> _EXERCISE OBJECTIVE_: The required answer is the count of lines in the records that contain "label", with no other text.

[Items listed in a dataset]
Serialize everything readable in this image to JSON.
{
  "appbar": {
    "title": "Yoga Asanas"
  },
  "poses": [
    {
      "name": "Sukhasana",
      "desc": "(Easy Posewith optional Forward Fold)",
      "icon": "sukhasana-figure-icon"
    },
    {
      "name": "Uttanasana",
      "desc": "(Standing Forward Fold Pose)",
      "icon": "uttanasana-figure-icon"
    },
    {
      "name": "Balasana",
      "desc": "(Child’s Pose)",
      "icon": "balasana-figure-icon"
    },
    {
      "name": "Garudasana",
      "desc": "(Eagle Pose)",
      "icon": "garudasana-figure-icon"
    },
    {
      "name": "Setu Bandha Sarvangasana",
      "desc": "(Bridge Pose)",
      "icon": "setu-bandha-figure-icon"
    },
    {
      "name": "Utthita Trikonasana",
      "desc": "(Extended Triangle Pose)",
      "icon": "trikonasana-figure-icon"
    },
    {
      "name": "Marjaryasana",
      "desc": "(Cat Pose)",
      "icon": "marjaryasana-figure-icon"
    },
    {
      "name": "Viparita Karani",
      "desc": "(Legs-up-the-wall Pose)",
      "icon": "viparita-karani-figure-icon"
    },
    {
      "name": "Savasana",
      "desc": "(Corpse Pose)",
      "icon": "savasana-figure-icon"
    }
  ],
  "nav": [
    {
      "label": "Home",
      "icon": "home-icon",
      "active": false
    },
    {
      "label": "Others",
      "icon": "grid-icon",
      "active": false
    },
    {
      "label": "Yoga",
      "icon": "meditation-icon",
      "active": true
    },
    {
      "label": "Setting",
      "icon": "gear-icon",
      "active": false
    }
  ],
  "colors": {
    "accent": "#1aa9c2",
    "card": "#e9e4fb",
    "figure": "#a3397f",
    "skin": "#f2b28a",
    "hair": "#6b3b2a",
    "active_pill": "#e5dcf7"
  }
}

> _SOLUTION_: 4